Cantley says some kids learn by doing, some by visuals, and some by listening. She says its her job to find a way to reach them all.
During a recent lesson on the Holocaust, she provided narration to a video. In Cantley’s class, students no longer find learning limited to what they can write down with a pen or pencil.
Take Quinton Phillips, for example. He may have trouble pronouncing foreign language terms, but he knows what they mean. Putting the terms on the wall and asking him about them, Phillips can point them out with a stick. "Which word means the school you graduated from?" asks Cantley. "Alma Mater," Phillips quickly points out.
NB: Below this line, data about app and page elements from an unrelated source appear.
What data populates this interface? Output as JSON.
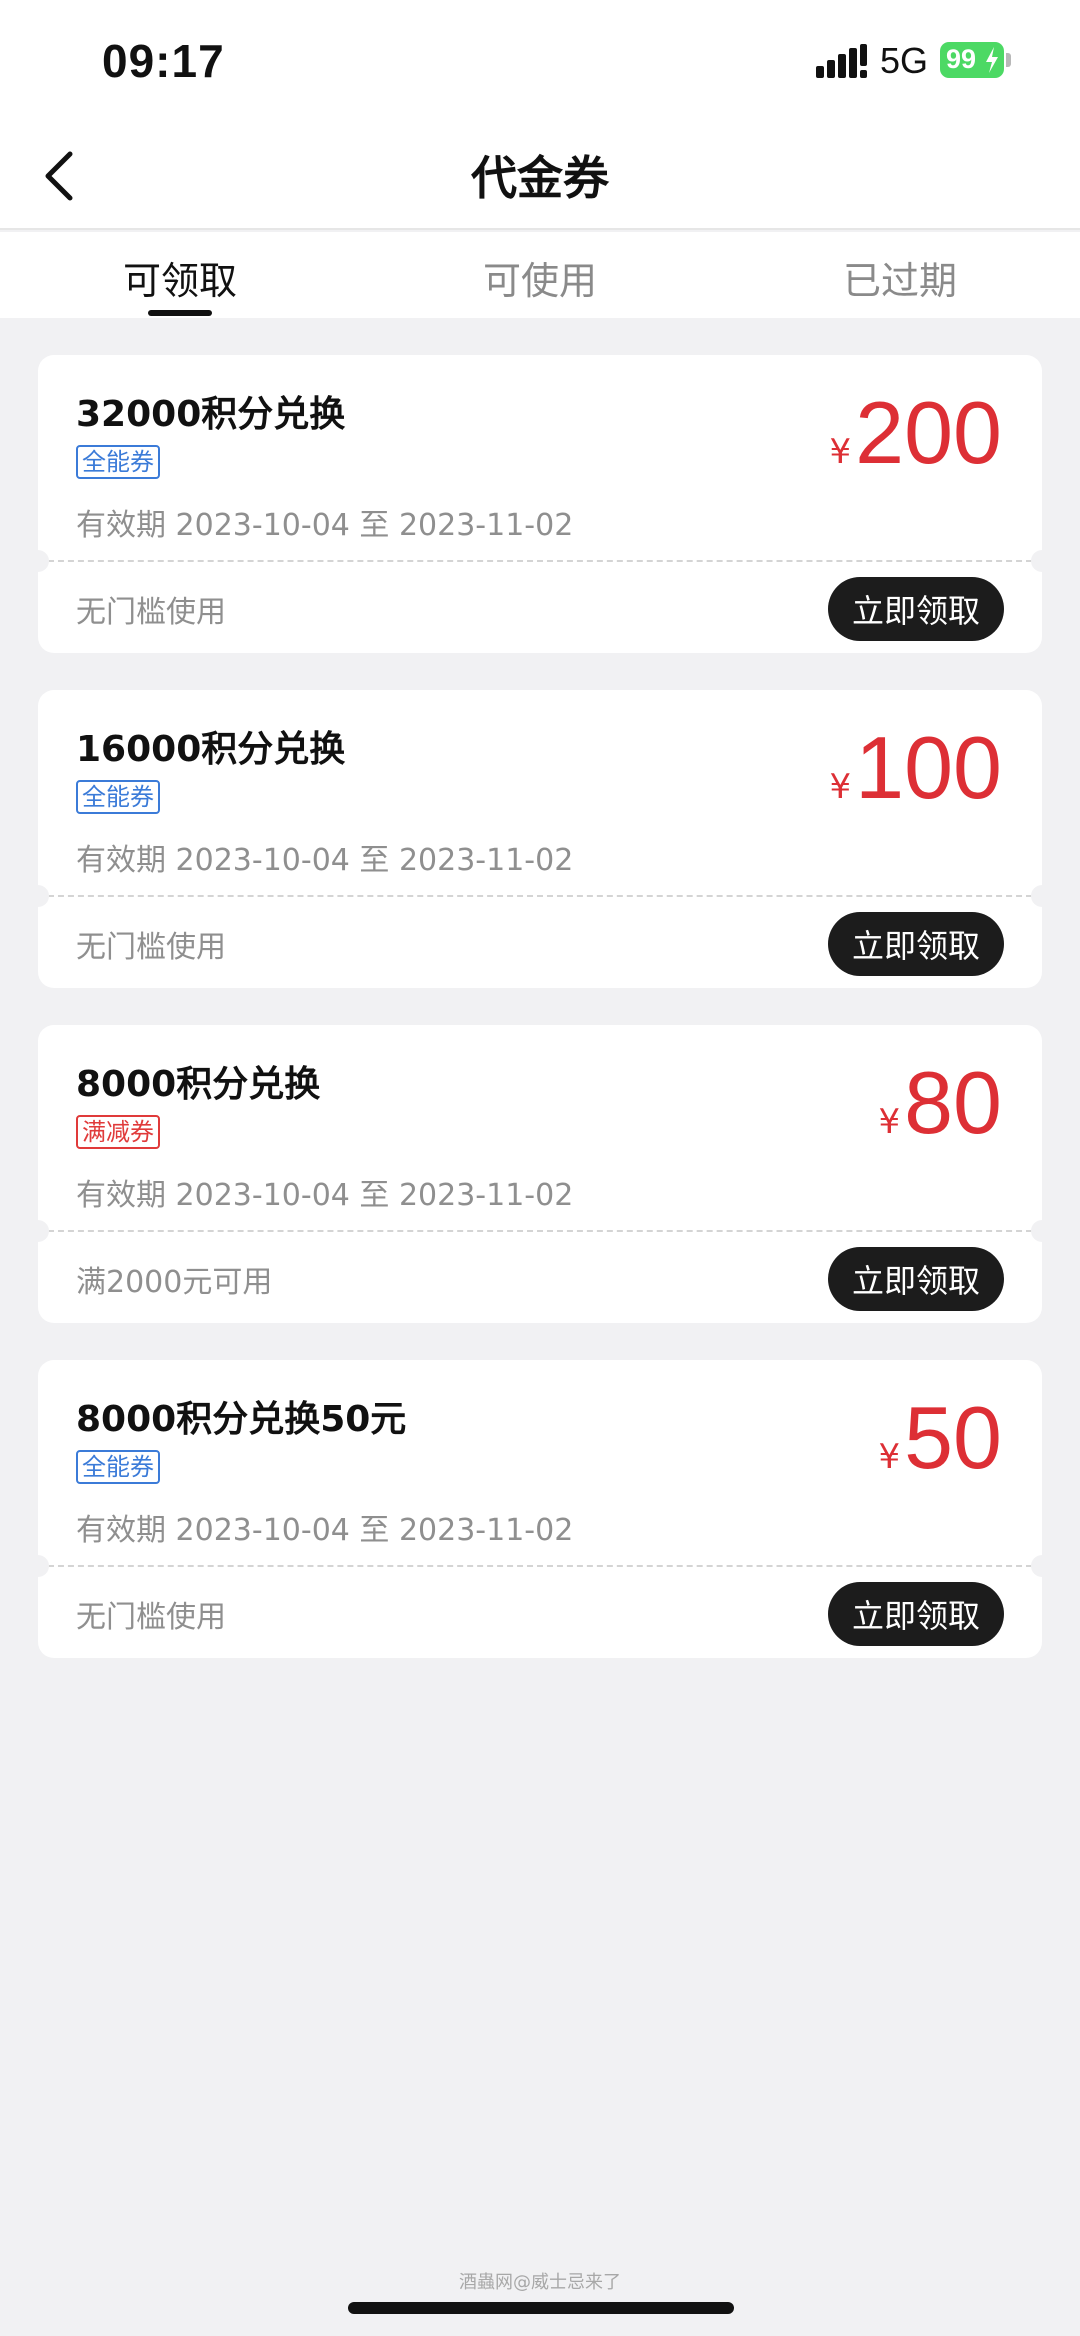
{
  "status_bar": {
    "time": "09:17",
    "network": "5G",
    "battery_level": "99",
    "battery_color": "#4cd964"
  },
  "nav": {
    "title": "代金券",
    "back_icon": "chevron-left-icon"
  },
  "tabs": [
    {
      "label": "可领取",
      "active": true
    },
    {
      "label": "可使用",
      "active": false
    },
    {
      "label": "已过期",
      "active": false
    }
  ],
  "coupons": [
    {
      "title": "32000积分兑换",
      "tag": "全能券",
      "tag_color": "#3b7bd8",
      "validity": "有效期 2023-10-04 至 2023-11-02",
      "currency": "¥",
      "amount": "200",
      "condition": "无门槛使用",
      "button_label": "立即领取"
    },
    {
      "title": "16000积分兑换",
      "tag": "全能券",
      "tag_color": "#3b7bd8",
      "validity": "有效期 2023-10-04 至 2023-11-02",
      "currency": "¥",
      "amount": "100",
      "condition": "无门槛使用",
      "button_label": "立即领取"
    },
    {
      "title": "8000积分兑换",
      "tag": "满减券",
      "tag_color": "#e03a3a",
      "validity": "有效期 2023-10-04 至 2023-11-02",
      "currency": "¥",
      "amount": "80",
      "condition": "满2000元可用",
      "button_label": "立即领取"
    },
    {
      "title": "8000积分兑换50元",
      "tag": "全能券",
      "tag_color": "#3b7bd8",
      "validity": "有效期 2023-10-04 至 2023-11-02",
      "currency": "¥",
      "amount": "50",
      "condition": "无门槛使用",
      "button_label": "立即领取"
    }
  ],
  "accent_color": "#dd2f35",
  "watermark": "酒蟲网@威士忌来了"
}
Cantley also finds ways to tailor lessons toward each students talents. "I have one in here that’s a fisher and a hunter… if I give him a writing prompt about fishing and hunting he’s fine. Give him a writing prompt about a social issue he doesn’t care about it."
Cantley’s effort and willingness to invest her personal time in her students helps build their confidence, putting them on a path toward graduation. Freshman Rachel Wathson says "she really cares about us doing our best and everything and she really wants us to try hard and everything."
Cantley says "when they leave here, I want to see them out on the streets and say hey, do you have a job? What are you contributing back to the community?" With Cantley’s help, they’ll be able to do just that.
Cantley hopes her story attracts the attention of Toby Keith. Several of her students respond to his music and would like to meet him.
If you know a teacher deserving of the Golden Apple Award, pick up a nomination form at Bi-Lo or click here to fill one out online.